Data excerpts
***
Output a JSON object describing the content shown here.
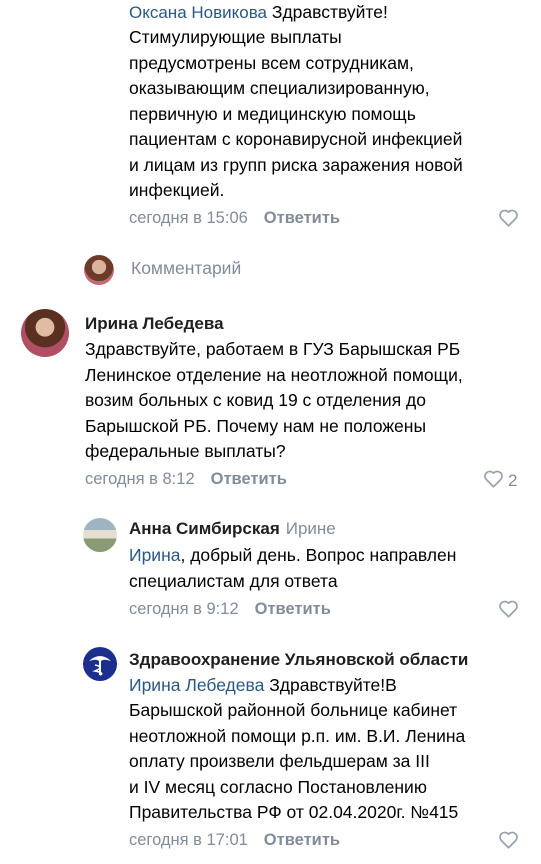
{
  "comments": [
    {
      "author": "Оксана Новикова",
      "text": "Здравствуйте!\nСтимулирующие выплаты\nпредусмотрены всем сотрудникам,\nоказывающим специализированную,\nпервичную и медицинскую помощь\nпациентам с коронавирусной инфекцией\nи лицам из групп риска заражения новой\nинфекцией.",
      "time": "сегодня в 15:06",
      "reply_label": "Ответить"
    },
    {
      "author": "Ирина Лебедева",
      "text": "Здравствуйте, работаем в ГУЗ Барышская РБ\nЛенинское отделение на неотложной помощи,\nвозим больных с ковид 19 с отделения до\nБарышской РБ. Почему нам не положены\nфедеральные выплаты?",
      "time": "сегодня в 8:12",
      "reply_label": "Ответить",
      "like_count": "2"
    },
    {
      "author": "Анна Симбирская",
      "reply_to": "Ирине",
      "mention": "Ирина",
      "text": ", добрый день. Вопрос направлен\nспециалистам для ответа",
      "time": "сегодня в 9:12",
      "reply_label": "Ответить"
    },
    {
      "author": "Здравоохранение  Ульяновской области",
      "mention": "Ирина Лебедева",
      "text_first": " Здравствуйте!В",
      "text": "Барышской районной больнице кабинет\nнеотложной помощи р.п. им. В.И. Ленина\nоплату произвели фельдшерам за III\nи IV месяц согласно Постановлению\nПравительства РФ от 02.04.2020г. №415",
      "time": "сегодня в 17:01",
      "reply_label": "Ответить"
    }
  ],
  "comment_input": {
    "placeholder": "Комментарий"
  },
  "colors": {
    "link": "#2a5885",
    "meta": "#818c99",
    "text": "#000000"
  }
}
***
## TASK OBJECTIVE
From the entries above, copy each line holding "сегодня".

## SOLUTION FOR THIS EXERCISE
      "time": "сегодня в 15:06",
      "time": "сегодня в 8:12",
      "time": "сегодня в 9:12",
      "time": "сегодня в 17:01",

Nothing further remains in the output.